Slain medical student remembered
Cynthia Foxx sits on the bench dedicated to her daughter, Tiana Nicole Williams, a student accepted to the Brody School of Medicine who lost her life due to domestic violence. A program on intimate partner violence and the bench dedication marked the 10th anniversary of Williams’ death. (Photos by Cliff Hollis)
By Doug Boyd
ECU News Services
A mother’s message about domestic violence marked the dedication of a bench in memory of a murdered would-be medical student Oct. 15 at the Brody School of Medicine at East Carolina University.
“She was a winner,” Cynthia Foxx said of her late daughter, Tiana Nicole Williams, who was killed 10 years ago by a man she was in a relationship with. “If there was anything Tiana could do to help a human being, she would. As I walk around in this life, she is next to my heart.”
The dedication was part of a daylong-event at the Brody School of Medicine dedicated to Williams’ memory and to identifying and protecting victims of domestic violence.
Dr. Peggy Goodman, an associate professor of emergency medicine at ECU, has served on the N.C. Domestic Violence Commission and was at the events. “There’s no justice that brings back a murdered family member,” she said. “Her community lost a doctor, (her mother) lost a daughter, her siblings lost a sister. Nothing brings that back.”
After Williams’ death, four of her classmates — Charlene Davenport, Tana Hall, Amy Howell and Andrew Southerland – worked to raise money to endow a fund to provide stipends to medical students to develop and participate in research and community service projects for the prevention of domestic violence.
Their classmates voted unanimously to establish the Tiana Nicole Williams Memorial Endowment. This year, second-year medical student Jenni Hoffman is the endowment scholar and is working on a project to identify new methods for screening victims of domestic violence.
Howell said domestic violence is often ignored or overlooked by society as well as the victims and their friends and families.
“I think people when they’re in domestic situations their power has been taken from them,” said Howell, a pediatrician who practices in Goldsboro. “They are being controlled and are ashamed of that.”
In August 2002, Ronald Hendrickson beat Williams to death with a piece from a broken chair in an apartment they shared in Raleigh, according to police. The following year, Hendrickson was convicted of second-degree murder and sentenced to up to 20 years in prison. He’s incarcerated at Central Prison in Raleigh.
Foxx said her daughter had been an honor student at Meredith College and always wanted to be a physician. But she sensed something was wrong in her daughter’s relationship with Hendrickson, who was 17 years older than Williams.
“Tiana didn’t just touch me. She touched a lot of people in her life,” Foxx said. “Tiana wanted to save lives. She didn’t deserve this.”

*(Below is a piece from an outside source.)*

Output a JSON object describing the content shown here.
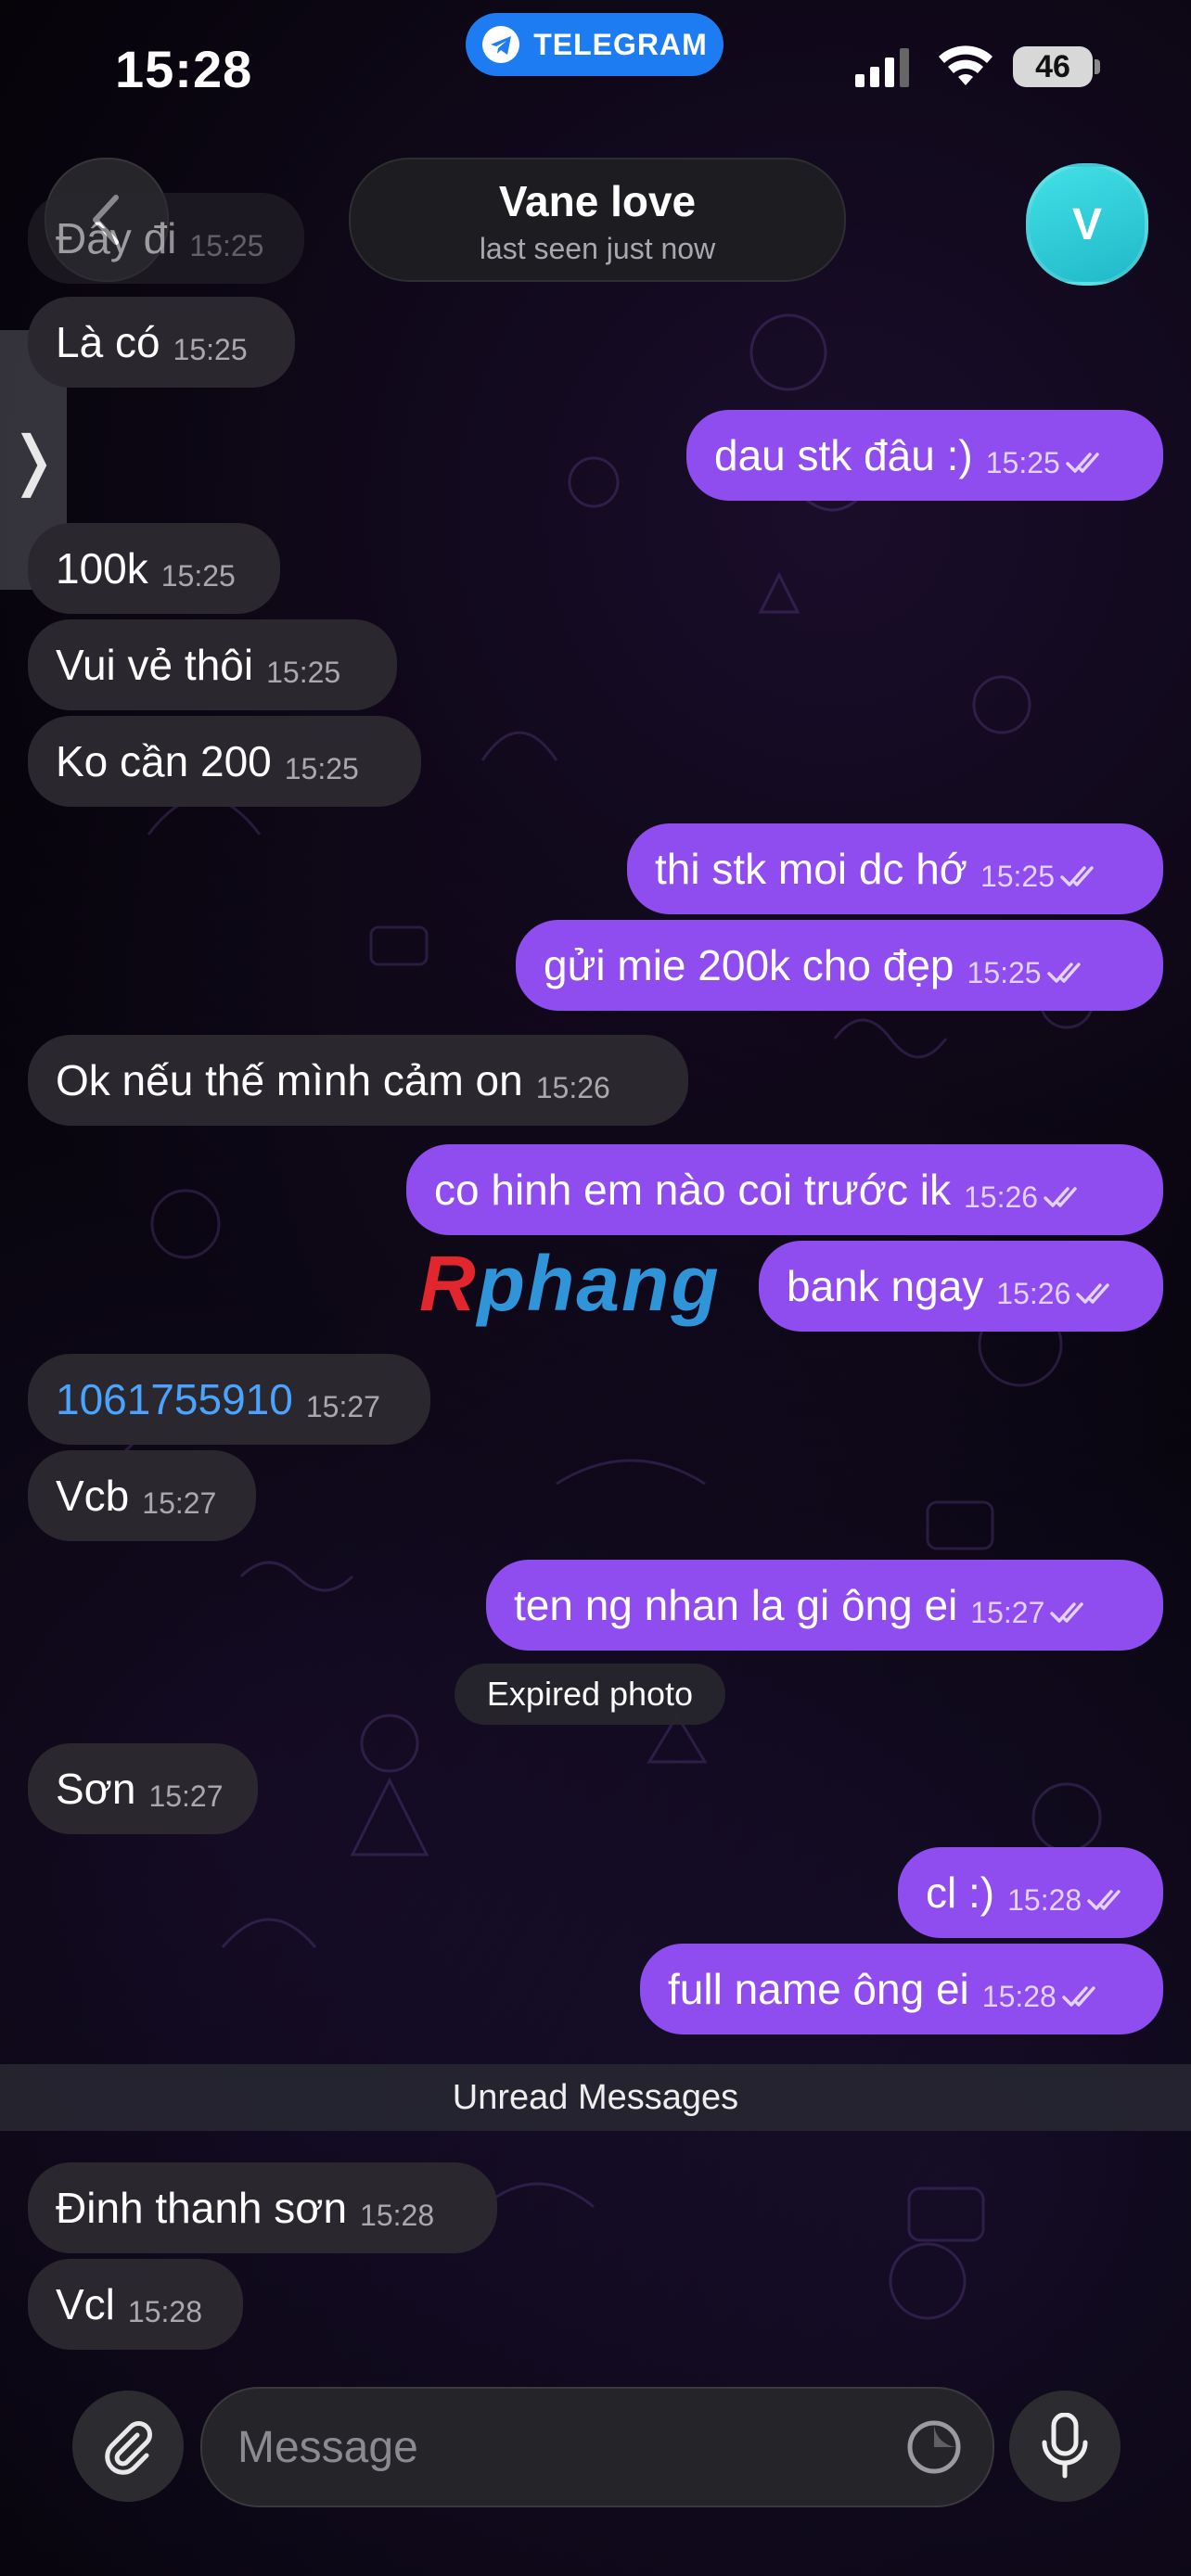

More information about the endowment is online at http://www.ecu.edu/tnwe/Endowment/Endowment.html. The bench in her memory is in front of the Brody Medical Sciences Building.
An event that heightened awareness of domestic violence was held at Brody School of Medicine in honor of would-be medical student Tiana Nichole Williams. Williams’ mother receives a hug at the event, pictured above.